To Logitech’s credit, typing on the K400 generates very little noise. The media keys work as expected, and there’s an extra left-click button in the upper left corner. The keyboard is also loaded with function keys tied to Win8 features like search, settings, and application switching. I found the app switching button especially useful, mostly because the associated gesture is unreliable. Which brings us to the touchpad…
The touchpad’s surface is recessed about one millimeter into the keyboard. That might not sound like a lot, but it feels like a big drop when executing Win8 gestures that require dragging one’s finger onto the touchpad from an outside edge. My finger doesn’t always hit the very edge of the tracking surface as it drops down, which seems to impair the recognition of those gestures. App switching is affected, as is access to the Charms bar and application menu.
Otherwise, the keyboard’s gesture support is good. The usual assortment of two-finger gestures work right out of the box, with no need to install drivers. The 3.5″ tracking are doesn’t feel too constrained, but I wish there were a coasting option to extend two-finger scrolling.

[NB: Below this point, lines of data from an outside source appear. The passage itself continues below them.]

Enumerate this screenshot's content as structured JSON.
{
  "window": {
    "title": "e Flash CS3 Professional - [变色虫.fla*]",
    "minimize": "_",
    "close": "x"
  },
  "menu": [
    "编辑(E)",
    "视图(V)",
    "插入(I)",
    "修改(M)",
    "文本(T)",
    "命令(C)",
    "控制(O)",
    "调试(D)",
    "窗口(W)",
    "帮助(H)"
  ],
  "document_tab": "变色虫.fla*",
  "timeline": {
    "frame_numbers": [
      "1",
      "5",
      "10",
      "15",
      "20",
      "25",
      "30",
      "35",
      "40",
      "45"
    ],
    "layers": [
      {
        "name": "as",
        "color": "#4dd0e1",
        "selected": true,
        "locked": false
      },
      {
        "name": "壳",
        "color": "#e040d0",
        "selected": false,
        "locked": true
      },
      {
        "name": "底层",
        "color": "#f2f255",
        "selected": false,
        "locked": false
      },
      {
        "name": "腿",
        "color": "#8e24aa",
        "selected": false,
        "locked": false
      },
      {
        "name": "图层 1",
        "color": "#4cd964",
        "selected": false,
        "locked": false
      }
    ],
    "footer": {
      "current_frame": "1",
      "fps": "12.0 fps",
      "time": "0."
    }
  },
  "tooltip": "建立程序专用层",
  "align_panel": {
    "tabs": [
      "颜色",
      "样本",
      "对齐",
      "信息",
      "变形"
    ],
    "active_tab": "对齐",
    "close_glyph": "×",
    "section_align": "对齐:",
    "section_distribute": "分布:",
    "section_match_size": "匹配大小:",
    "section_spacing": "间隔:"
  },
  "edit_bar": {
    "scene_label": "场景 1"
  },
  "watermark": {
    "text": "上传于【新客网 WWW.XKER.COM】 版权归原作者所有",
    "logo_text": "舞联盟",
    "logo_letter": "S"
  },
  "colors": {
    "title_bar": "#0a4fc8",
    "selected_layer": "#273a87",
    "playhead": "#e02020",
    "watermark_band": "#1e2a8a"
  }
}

I also wish the cursor tracking felt tighter. My fingertip glides across the smooth touchpad surface with ease, but the on-screen cursor lags noticeably. It’s almost as if the cursor is sliding on ice. Fortunately, there doesn’t seem to be any latency associated with the keyboard response. I didn’t notice any obvious signs of input lag while playing Battlefield 4 with the K400 (and a separate mouse).
The K400 interfaces with the host PC via Logitech’s Unifying receiver. This dongle plugs into a USB port and is capable of communicating with multiple devices over a 2.4GHz wireless connection. The dongle itself is tiny; in the picture above, it’s plugged into the USB port extender that also comes in the box. Below, you can see the dongle tucked into the battery compartment door.
Logitech says the K400 works up to 33′ (10 m) away from the receiver, which matches my real-world impressions. The wireless connection even works without line of sight to the receiver.
I haven’t spent enough time with the K400 to confirm Logitech’s claim that the keyboard’s AA batteries are good for two million keystrokes, or about one year of use. However, I can verify that the keyboard’s power-saving measures are unobtrusive. Even after being left idle for days, the K400 still responds quickly to both keyboard and touchpad input. Folks who want to conserve power further can turn the keyboard off completely using a switch located on the front edge.
The K400 isn’t perfect. Compromises are required to squeeze a keyboard and touchpad into a lightweight, wireless package that retails for $40 or less. But those tradeoffs are reasonable for home-theater PC duty, especially considering the bargain price. Logitech’s other wireless keyboard and touchpad combo, the TK820, sells for $100—more than twice the price of the K400.
Anyone shopping for an affordable wireless keyboard and touchpad combo should have the K400 on their short list. This certainly isn’t the nicest keyboard around, but the K400 is good enough for occasional use, and it’s a solid value overall.